GREAT FALLS – A California company is proposing to NorthWestern Energy that a block chain model data center be installed in the Old Rainbow Powerhouse.
Susteen, Inc. of Irvine, California submitted a proposal to NorthWestern Energy (NWE) on May 31 to lease the Old Rainbow Powerhouse.
NWE plans to decide this week if it will accept Susteen’s proposal as the energy company had previously considered demolishing the decommissioned, historic building, according to the Great Falls-Cascade County Historic Preservation Advisory Commission.
“This facility is a great opportunity for our project. It is a sound building with plenty of room in a secure location near a large power source – all critical requirements of our business,” Tom Sanders, Chief Technology Officer for Susteen, said. “We are very pleased with the economic win-win this sets up for our investment, NorthWestern Energy’s need to determine the building’s future, and local economic development.”
Susteen is a technology company established in 1992 specializing in digital forensics, providing hardware and software products to international law enforcement and government agencies, according to a press release.
Equipment for its new digital currency division would occupy the Old Rainbow Powerhouse. Susteen views the powerhouse’s structural soundness, size, and secure location, as ideal for its needs.
“It’s hard to overstate the value of this to our local economy. The amazing serendipity is that this project preserves an important historic building and landmark, increases our tax base and brings new jobs to our community at the same time,” Cascade County Commissioner Jane Weber stated.
NWE has worked with a committee of the City-County Historic Preservation Advisory Commission exploring the powerhouse’s reuse since 2011. At that committee’s urging, NWE funded a $50,000 feasibility study on rehabilitating the building for reuse in 2018.
The Rainbow Powerhouse, four miles downstream of Great Falls, is one of NWE’s five historic, Missouri River hydro-power facilities near Great Falls.
For 103 years, Rainbow produced 35 megawatts and was the first facility of its kind to transmit electricity to distant markets including mining and smelting operations in Butte and Anaconda, 100 miles away, according to a press release.
“These hydro facilities didn’t just grow Great Falls, they transformed industrial development in Montana and reflect Montana’s ambitions in its industrial heyday. Susteen’s proposal offers us the chance to recapture that economic momentum in our high-tech era,” Ellen Sievert, committee member and former City-County Historic Preservation Officer, said.
NWE can demolish the powerhouse under its license with the Federal Energy Regulatory Commission (FERC), and has completed environmental reviews to do so. FERC has offered to consider reuse proposals within its July 30 deadline.

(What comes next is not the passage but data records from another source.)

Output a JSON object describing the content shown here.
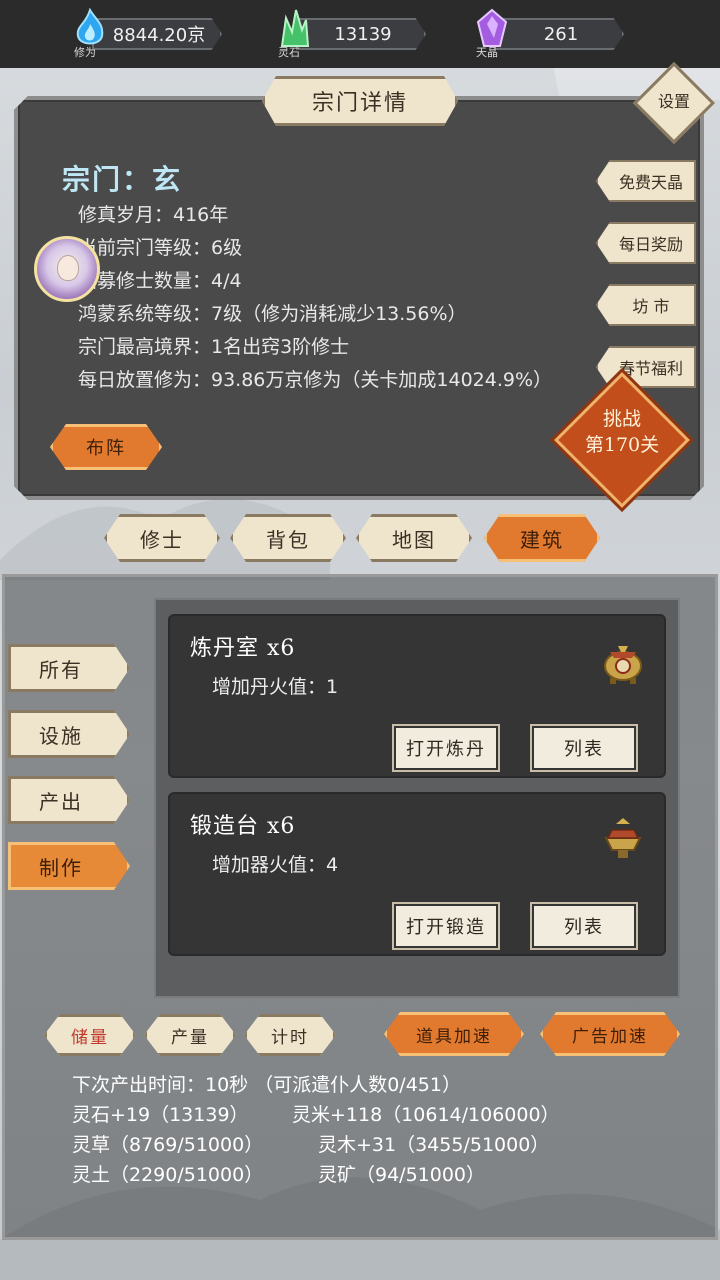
{
  "resources": [
    {
      "label": "修为",
      "value": "8844.20京",
      "color": "#2fa6f0"
    },
    {
      "label": "灵石",
      "value": "13139",
      "color": "#46c26a"
    },
    {
      "label": "天晶",
      "value": "261",
      "color": "#a45ce0"
    }
  ],
  "sect_panel": {
    "title": "宗门详情",
    "settings_label": "设置",
    "sect_name": "宗门：玄",
    "info_lines": [
      "修真岁月：416年",
      "当前宗门等级：6级",
      "招募修士数量：4/4",
      "鸿蒙系统等级：7级（修为消耗减少13.56%）",
      "宗门最高境界：1名出窍3阶修士",
      "每日放置修为：93.86万京修为（关卡加成14024.9%）"
    ],
    "side_buttons": [
      "免费天晶",
      "每日奖励",
      "坊 市",
      "春节福利"
    ],
    "challenge_line1": "挑战",
    "challenge_line2": "第170关",
    "formation_button": "布阵"
  },
  "tabs": [
    {
      "label": "修士",
      "active": false
    },
    {
      "label": "背包",
      "active": false
    },
    {
      "label": "地图",
      "active": false
    },
    {
      "label": "建筑",
      "active": true
    }
  ],
  "categories": [
    {
      "label": "所有",
      "active": false
    },
    {
      "label": "设施",
      "active": false
    },
    {
      "label": "产出",
      "active": false
    },
    {
      "label": "制作",
      "active": true
    }
  ],
  "buildings": [
    {
      "title": "炼丹室 x6",
      "desc": "增加丹火值：1",
      "open_label": "打开炼丹",
      "list_label": "列表",
      "icon": "alchemy-furnace-icon"
    },
    {
      "title": "锻造台 x6",
      "desc": "增加器火值：4",
      "open_label": "打开锻造",
      "list_label": "列表",
      "icon": "forge-anvil-icon"
    }
  ],
  "bottom_tabs": [
    {
      "label": "储量",
      "active": true
    },
    {
      "label": "产量",
      "active": false
    },
    {
      "label": "计时",
      "active": false
    }
  ],
  "speed_buttons": {
    "item": "道具加速",
    "ad": "广告加速"
  },
  "stats": {
    "next_output": "下次产出时间：10秒 （可派遣仆人数0/451）",
    "items": [
      "灵石+19（13139）",
      "灵米+118（10614/106000）",
      "灵草（8769/51000）",
      "灵木+31（3455/51000）",
      "灵土（2290/51000）",
      "灵矿（94/51000）"
    ]
  },
  "colors": {
    "accent_orange": "#e17a2e",
    "cream": "#efe4cc",
    "panel_dark": "#4a4a4a"
  }
}
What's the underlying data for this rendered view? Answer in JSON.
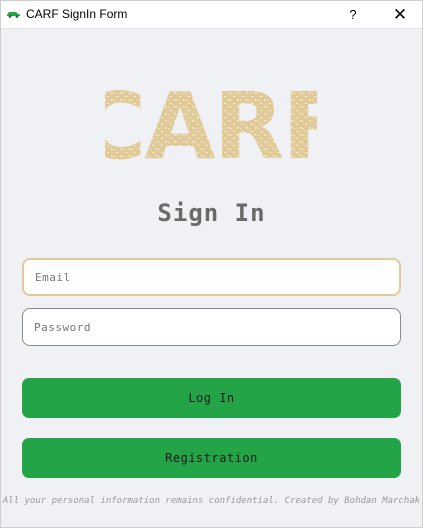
{
  "window": {
    "title": "CARF SignIn Form",
    "help_label": "?",
    "close_label": "✕"
  },
  "logo": {
    "text": "CARF",
    "color": "#e2ca97"
  },
  "form": {
    "heading": "Sign In",
    "email_placeholder": "Email",
    "password_placeholder": "Password",
    "login_label": "Log In",
    "registration_label": "Registration"
  },
  "footer": {
    "text": "All your personal information remains confidential. Created by Bohdan Marchak"
  },
  "colors": {
    "accent": "#22a447",
    "background": "#f0f1f5",
    "logo": "#e2ca97"
  },
  "icons": {
    "app": "car-icon",
    "help": "help-icon",
    "close": "close-icon"
  }
}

Peter Jennings, a committee member, stated the primary goal of preserving the powerhouse ultimately led to this opportunity.
“The NorthWestern Energy and Susteen collaboration is both innovative and pragmatic; a great example of historic preservation leveraging the new technology and services economy of the internet era,” he said.
If you would like more information on this topic, please call:
- Peter Jennings, Vice-Chair of the City-County Historic Preservation Advisory Commission, 406-868-3574
- Jane Weber, Cascade County Commissioner, 406-454-6810
- Ellen Sievert, Retired Great Falls-Cascade County Preservation Officer and member of the City-County Historic Preservation Advisory Commission, 406-868-4985
- Pete Brown, Deputy Historic Preservation Office, 406-444-7718